Having developed a reputation as a cumbersome fielder and clumsy catcher, Cook set about putting the record straight in New Zealand. In the first Test at Hamilton
Cook snaffled six memorable catches at gully, leaping and diving to great effect.
March 2008 to February 2009
The long wait
Having become a senior member of the side, Cook picked up the infection that had troubled England's top-six since the Adelaide horror-show - the inability to make hundreds. Since his seventh hundred at Galle, Cook went 26 innings without recording another. It was difficult to accuse him of poor form, since he regularly passed fifty, but with England struggling, his presence at the top of the innings was more frustrating than inspiring.

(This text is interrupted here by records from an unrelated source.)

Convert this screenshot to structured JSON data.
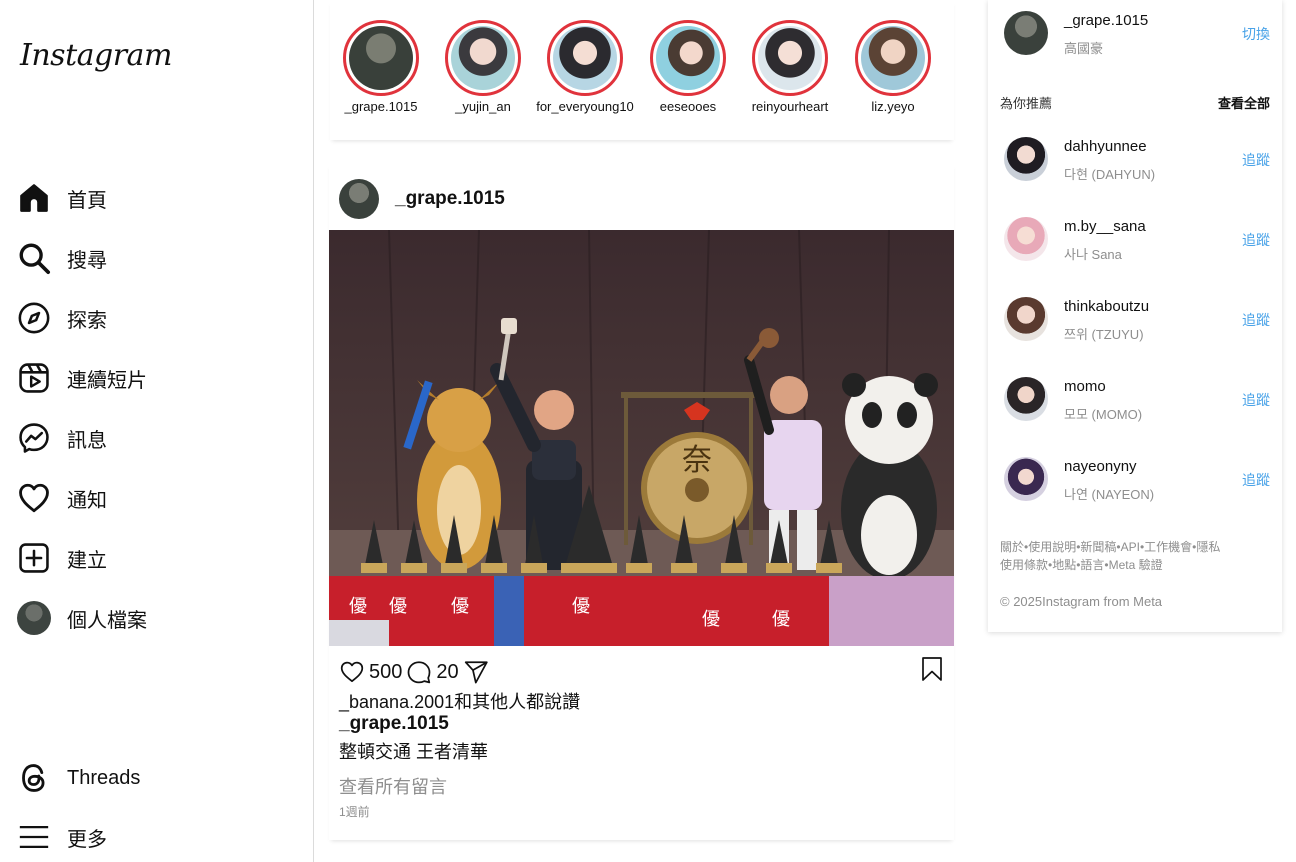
{
  "sidebar": {
    "logo": "Instagram",
    "items": [
      {
        "label": "首頁",
        "icon": "home-icon"
      },
      {
        "label": "搜尋",
        "icon": "search-icon"
      },
      {
        "label": "探索",
        "icon": "compass-icon"
      },
      {
        "label": "連續短片",
        "icon": "reels-icon"
      },
      {
        "label": "訊息",
        "icon": "messenger-icon"
      },
      {
        "label": "通知",
        "icon": "heart-icon"
      },
      {
        "label": "建立",
        "icon": "plus-square-icon"
      },
      {
        "label": "個人檔案",
        "icon": "profile-avatar"
      }
    ],
    "threads": {
      "label": "Threads",
      "icon": "threads-icon"
    },
    "more": {
      "label": "更多",
      "icon": "hamburger-icon"
    }
  },
  "stories": [
    {
      "name": "_grape.1015"
    },
    {
      "name": "_yujin_an"
    },
    {
      "name": "for_everyoung10"
    },
    {
      "name": "eeseooes"
    },
    {
      "name": "reinyourheart"
    },
    {
      "name": "liz.yeyo"
    }
  ],
  "post": {
    "username": "_grape.1015",
    "likes": "500",
    "comments": "20",
    "liked_by": "_banana.2001和其他人都說讚",
    "caption_user": "_grape.1015",
    "caption_text": "整頓交通 王者清華",
    "view_comments": "查看所有留言",
    "time": "1週前",
    "image": {
      "gong_text": "奈",
      "banner_char": "優",
      "icons": [
        "heart-icon",
        "comment-icon",
        "share-icon",
        "bookmark-icon"
      ]
    }
  },
  "right_panel": {
    "current_user": {
      "username": "_grape.1015",
      "name": "高國豪",
      "action": "切換"
    },
    "suggest_title": "為你推薦",
    "see_all": "查看全部",
    "suggestions": [
      {
        "username": "dahhyunnee",
        "sub": "다현 (DAHYUN)",
        "action": "追蹤"
      },
      {
        "username": "m.by__sana",
        "sub": "사나 Sana",
        "action": "追蹤"
      },
      {
        "username": "thinkaboutzu",
        "sub": "쯔위 (TZUYU)",
        "action": "追蹤"
      },
      {
        "username": "momo",
        "sub": "모모 (MOMO)",
        "action": "追蹤"
      },
      {
        "username": "nayeonyny",
        "sub": "나연 (NAYEON)",
        "action": "追蹤"
      }
    ],
    "footer_line1": "關於•使用說明•新聞稿•API•工作機會•隱私",
    "footer_line2": "使用條款•地點•語言•Meta 驗證",
    "copyright": "© 2025Instagram from Meta"
  }
}
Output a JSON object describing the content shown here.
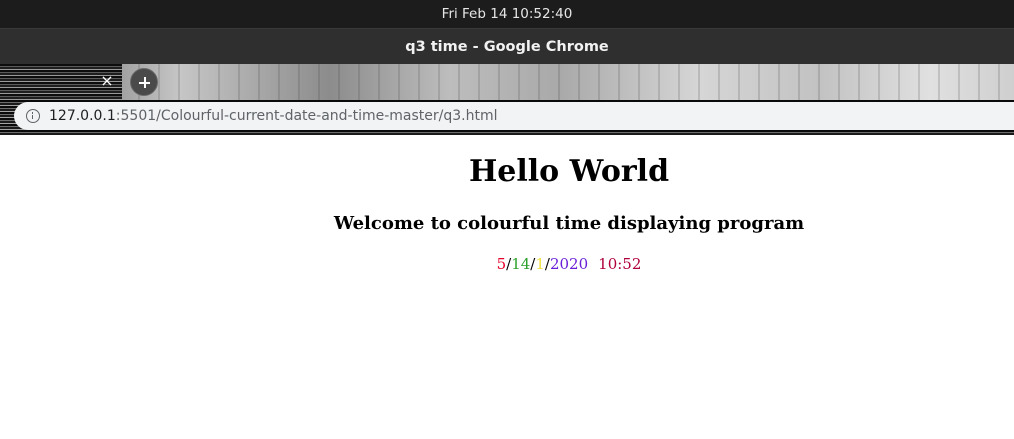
{
  "system": {
    "clock": "Fri Feb 14  10:52:40"
  },
  "window": {
    "title": "q3 time - Google Chrome"
  },
  "tab": {
    "close_glyph": "×"
  },
  "address_bar": {
    "host": "127.0.0.1",
    "path": ":5501/Colourful-current-date-and-time-master/q3.html"
  },
  "page": {
    "heading": "Hello World",
    "subheading": "Welcome to colourful time displaying program",
    "datetime": {
      "month": "5",
      "day": "14",
      "weekday_num": "1",
      "year": "2020",
      "time": "10:52",
      "separator": "/"
    }
  },
  "colors": {
    "month": "#e8002a",
    "day": "#2ca02c",
    "weekday_num": "#f0e040",
    "year": "#6a1fd8",
    "time": "#b0003a"
  }
}
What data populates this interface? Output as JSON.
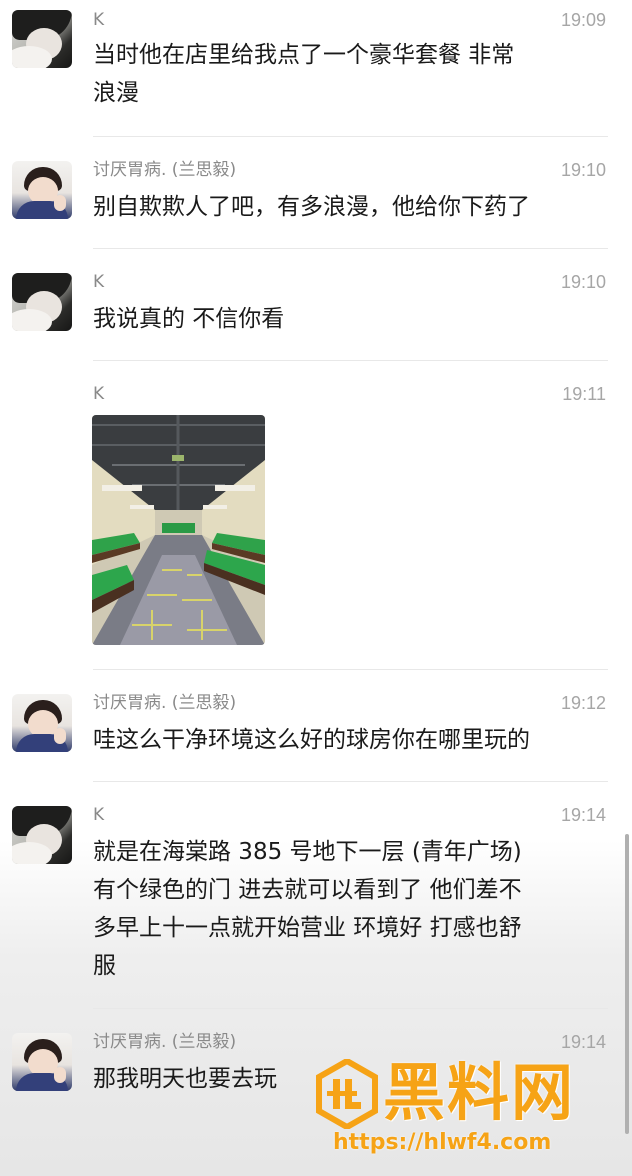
{
  "messages": [
    {
      "sender": "K",
      "time": "19:09",
      "text": "当时他在店里给我点了一个豪华套餐 非常\n浪漫"
    },
    {
      "sender": "讨厌胃病. (兰思毅)",
      "time": "19:10",
      "text": "别自欺欺人了吧，有多浪漫，他给你下药了"
    },
    {
      "sender": "K",
      "time": "19:10",
      "text": "我说真的 不信你看"
    },
    {
      "sender": "K",
      "time": "19:11",
      "image": "billiard-hall-photo"
    },
    {
      "sender": "讨厌胃病. (兰思毅)",
      "time": "19:12",
      "text": "哇这么干净环境这么好的球房你在哪里玩的"
    },
    {
      "sender": "K",
      "time": "19:14",
      "text": "就是在海棠路 385 号地下一层 (青年广场)\n有个绿色的门 进去就可以看到了 他们差不\n多早上十一点就开始营业 环境好 打感也舒\n服"
    },
    {
      "sender": "讨厌胃病. (兰思毅)",
      "time": "19:14",
      "text": "那我明天也要去玩"
    }
  ],
  "watermark": {
    "title": "黑料网",
    "url": "https://hlwf4.com",
    "color": "#f6a316"
  },
  "colors": {
    "name": "#8a8a8a",
    "time": "#a6a6a6",
    "text": "#1a1a1a",
    "divider": "#e8e8e8"
  }
}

25 January 2009
FEC - the next man in line
The chiselled, public-school tones, the masses of runs in his early years and the tenuous feeling from England's management that he was 'made of the right stuff', meant Cook had long been earmarked as leadership potential. Following the fiasco that saw England fire Kevin Pietersen as captain, Cook was appointed right-hand man to Andrew Strauss before England's tour of the West Indies.
March 2, 2009
With the pressure for a Test hundred mounting, Cook would have felt the hurdle insurmountable after he was out for 94 in the third Test against West Indies at Bridgetown
. However, he held his nerve and in the second innings, and used the friendly pitch and friendlier bowling to record an unbeaten 139. It was his highest Test score and his relief was palpable when Cook said he was pleased to "get the monkey off my back".
May 2009 to December 2009
Despite a 'gimme' 160 against a disinterested and demoralised West Indies side at Chester-le-street
pressure grew on Cook as suspicion lingered he couldn't score big runs against good sides. Australia, his nemesis, had once again targeted a weakness around off stump with the relentless precision that other teams had not matched. A single fifty in 11 outings against them left his spot under scrutiny when England toured South Africa. Life was not made any easier for him when it emerged that he was likely to lead England in Bangladesh if regular captain Andrew Strauss opted for a rest. The decision not to take a reserve opener displayed a belief from the England management that was not matched by pundits, and when he failed in the first Test at Centurion
, many were calling for his head.
December 26, 2009
The perfect response
Yet he discovered a monk-like discipline to battle through to a 263-ball 118 and set up England's victory at Durban
two days after his 25th birthday. Resisting all temptation outside off stump he grafted his way back into form and followed up with a pair of fifties in the next Test at Cape Town
January 18, 2010
At the helm
Having answered his critics he was duly appointed England captain
for their tour of Bangladesh as Strauss decided to rest. It completes a journey that seemed inevitable from when he was breaking records as a schoolboy in Bedford.
January 8, 2011
Attains greatness in an unforgettable performance in Australia
, scoring 766 runs in seven innings, including three centuries - 235 not out at Brisbane, 148 at Adelaide and 189 at Sydney. His series tally is second only to Wally Hammond's 905 in 1928-29 for an England batsman in Ashes cricket.